The father remained unmoved by Joe's arguments. If Joe refused to become a priest, his father said, then he would not pay for any education. Joe could either settle for the religious life, or nothing. Joe believed that the education was rightfully his, and insisted that he was going to become an artist of the first order. His father refused to speak of the matter.3
The denial of an education solidified Joe's determination to become an artist. Paradoxically, his family's religious devotion and the Catholic Church had taught Joe both self-discipline and determination. For Joe, his father's refusal became a turning point, and he decided he would not turn back from the vision he had all of his life from the time he'd received the box of watercolors; he took the responsibility for the direction of his life. In addition, he began to question his own religious beliefs, his own philosophical view of life. The father's decision had changed his son's life. The breach had been made. Joe would never look back.
At the age of fifteen, Joseph Imhof gathered his artist's supplies, walked the easy distance to the Brooklyn Bridge, crossed the bridge to Manhattan and walked the few blocks to join the artists at the Ridley Mansion. Only his mother's pleas, before he had left, managed to persuade him to return at night to sleep in the family home, and to eat breakfast with his beloved mother.4
The artists at Ridley gave Joe the kind of home he had sought, and introduced him to the kinds of employment available to apprentice artists. An elderly engraver, an emigrant from Switzerland, paid the five dollars a month rent for Joe's first studio, an amount the young man would repay after he received his first pay check. The garret on the top floor, a small space below the slanting roofline that Joe called his "pigeon coup," was all the space he needed.5
From the Ridley Mansion at Beekman and William Streets, Joe walked one block west to Nassau Street and into the Currier and Ives retail shop at 115 Nassau.6 Here he contracted to draw the open-faced lettering for titles on Currier and Ives prints. He then received instruction on where to pick up his piece work in the lithographer's factory, a five-story building located one block north of the Ridley Mansion, at 33 Spruce. He learned he would letter directly on the stones used to make a print.7
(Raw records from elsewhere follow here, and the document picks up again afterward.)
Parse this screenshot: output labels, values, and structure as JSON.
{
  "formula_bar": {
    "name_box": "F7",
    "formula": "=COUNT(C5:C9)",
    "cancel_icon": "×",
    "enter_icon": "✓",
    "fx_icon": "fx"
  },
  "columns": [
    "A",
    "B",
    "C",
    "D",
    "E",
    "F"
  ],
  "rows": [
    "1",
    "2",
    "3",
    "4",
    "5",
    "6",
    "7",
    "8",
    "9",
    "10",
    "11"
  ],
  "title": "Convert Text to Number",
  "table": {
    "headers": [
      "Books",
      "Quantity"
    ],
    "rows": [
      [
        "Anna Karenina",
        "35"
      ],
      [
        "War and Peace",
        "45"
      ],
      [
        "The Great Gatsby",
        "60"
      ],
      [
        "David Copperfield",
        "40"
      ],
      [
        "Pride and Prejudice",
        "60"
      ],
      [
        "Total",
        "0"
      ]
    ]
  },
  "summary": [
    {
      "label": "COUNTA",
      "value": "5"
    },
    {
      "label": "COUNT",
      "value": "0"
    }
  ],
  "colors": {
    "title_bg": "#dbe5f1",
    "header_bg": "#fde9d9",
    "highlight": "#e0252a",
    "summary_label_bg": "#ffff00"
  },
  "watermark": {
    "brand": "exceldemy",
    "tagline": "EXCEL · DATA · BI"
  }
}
Joe had already mastered the basic forms for all letters: using serifs, holding each letter on a horizontal line, drawing the uniform lengths of ascenders or descenders, achieving the right thickness for lines. Now he would learn to draw directly on the stone found at Solenhofen, near Pappenheim in Bavaria, regarded as the ideal lithography stone. No finer stone had been quarried. Its fine, compact grain permitted the stone to be split to achieve different thicknesses and sizes for printing. Before Joe ever saw the stone, it had been cut and sanded to flatten the surface. Then the lithography artist rubbed the stone smooth with a fine sand to give a rough enough surface to hold the greasy crayon used to draw upon the surface.8
Joe met other artists, lithographers and letterers who worked on the fourth floor of Currier and Ives. Because he worked on a piece-work basis, Joe would select his stone. Currier and Ives kept the stones within easy reach; the walls were lined with racks of stones on the upper three floors. Each stone was numbered on the end and ready for use. Stones containing art of the better-selling prints were kept for a while, and stones with less popular prints were ground by a man on the fourth floor who did nothing but grind and regrind stones. The third and fourth floors also housed the hand-operated presses.9